2 Answers | Add Yours
Two contrasting images might be the broken sculpture and the sand. One is man-made and in ruins; the second is natural and enduring. The irony of the poem is primarily found in the last lines, with the saying on the pedestal reading, "Look on my works, ye Mighty, and despair!" And the following line, which reads "nothing beside remains."
The poem is based on the Egyptian pharaoh Ramses II who did commission the building of many great works of architecture. However, in the war between man and nature, man and his works are ephemeral; nature continues on. The irony of the poem is that nothing of the pharaoh's works remain. And the pharaoh's words are only empty boasts. Even the sculptor's works are in ruins. The statue itself consists only of a "a shattered visage," and "trunkless legs of stone." Ozymandius, his works, his image all are conquered by "the lone and level sands."
The previous post was very thorough. I might also add that the speaker and the traveler from an antique land might also be images present in the poem. These speak to the fact that Ozymandias, as a king, has passed into legend. While he might have sought to be famous, he has actually acquired a sense of infamy in that he has become a cautionary tale of which people speak as more of a lesson than anything else. Consider the irony in that Ozymandias sought personal glory, to be dominant, to be "the king of kings." All that is left of him is a statue that is decrepit and broken down. In this light, Ozymandias becomes a warning to all other political rulers that those who rule for only personal glory will become nothing more than a footnote to history. The speaker and the traveler are images of this, for we only know of Ozymandias through word of mouth, through legend, through passing tale. In this light, these images help to feed the overall ironic tone that the poem strikes.

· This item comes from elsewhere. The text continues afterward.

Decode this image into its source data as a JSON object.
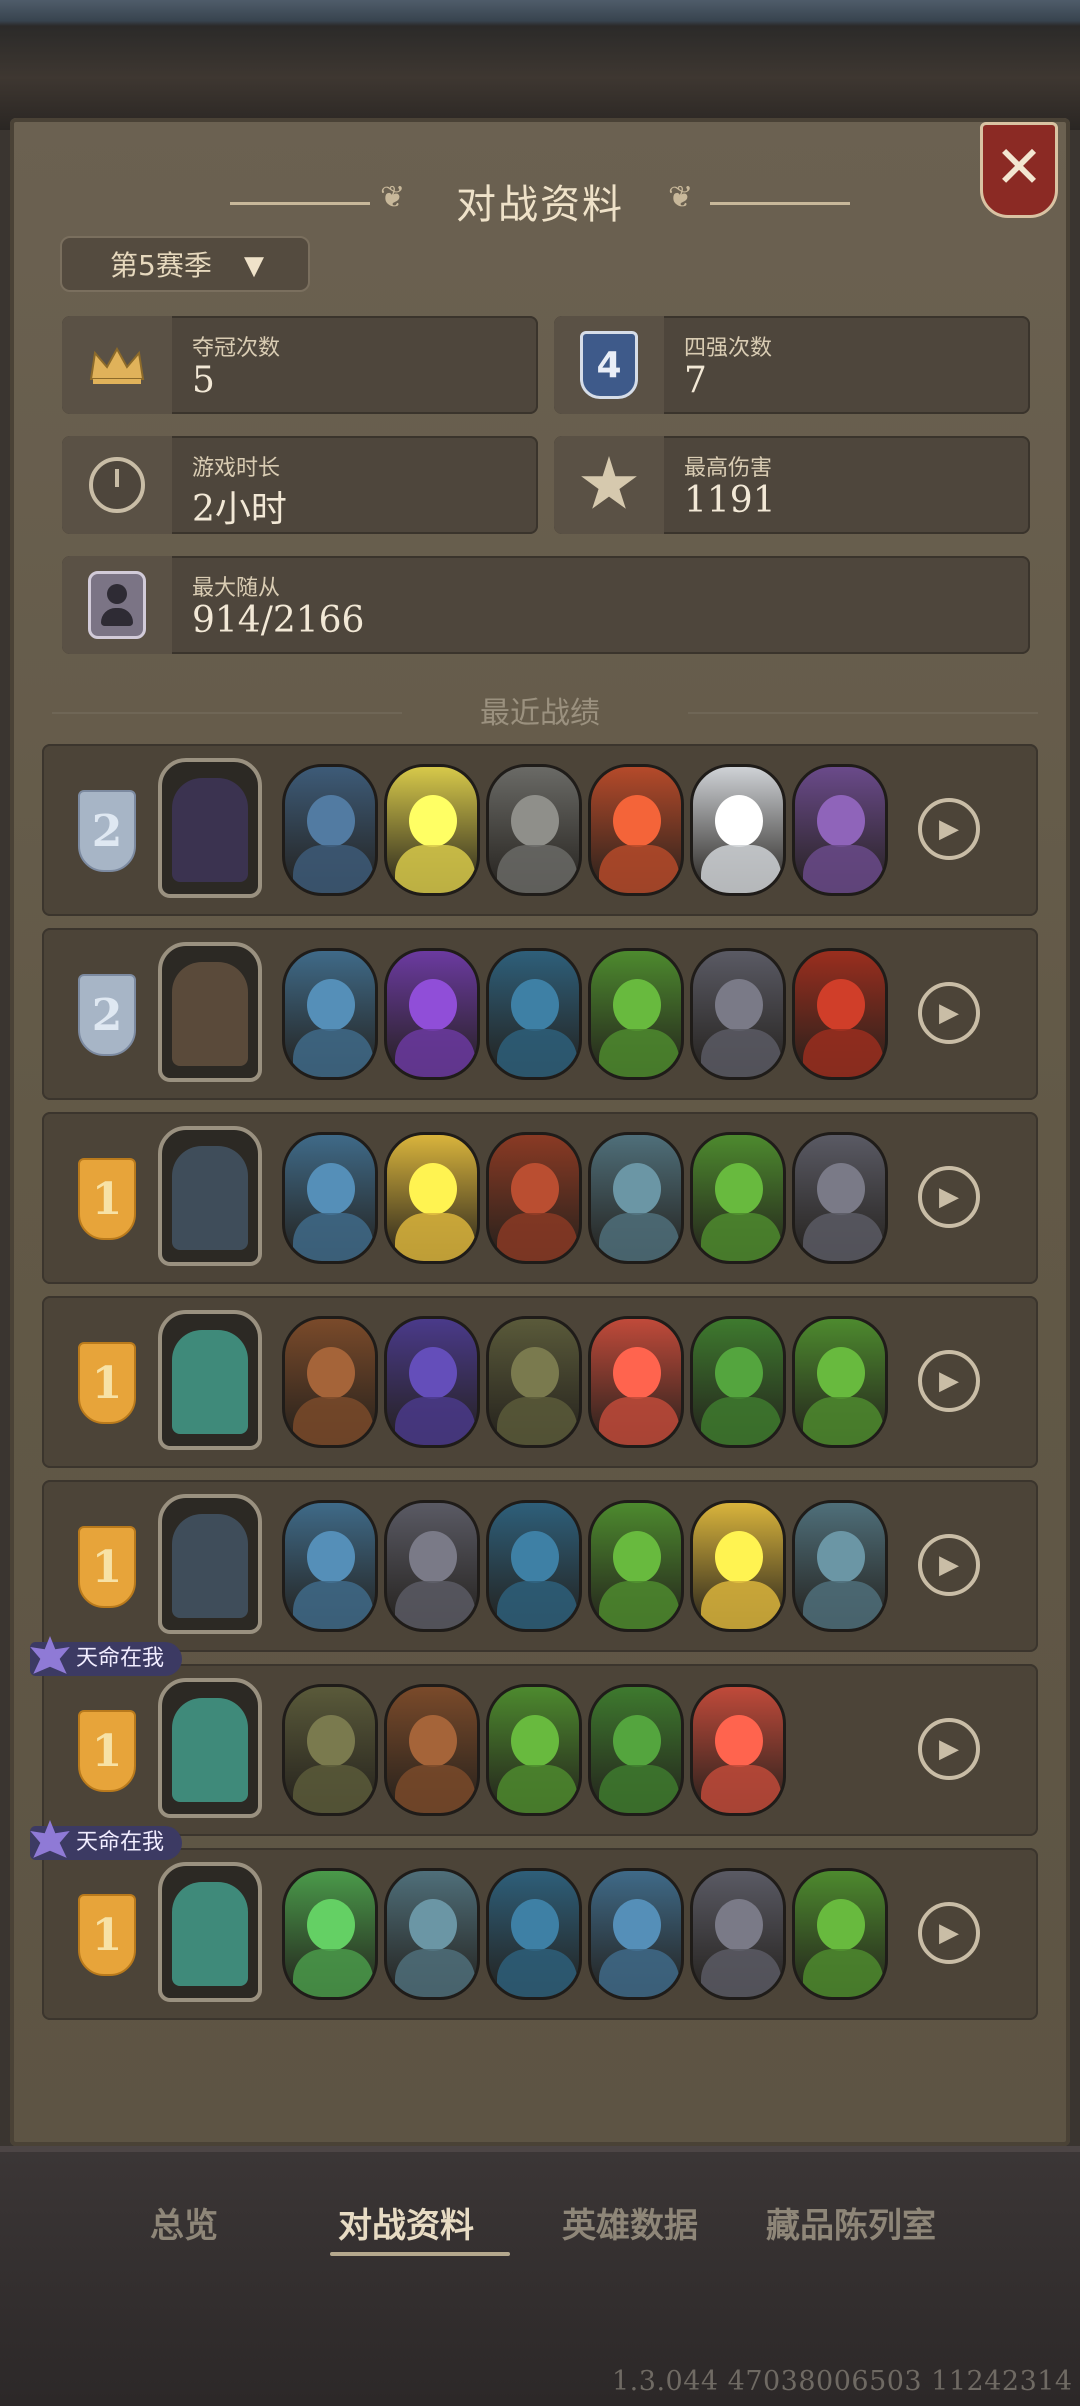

We’ve answered 317,691 questions. We can answer yours, too.Ask a question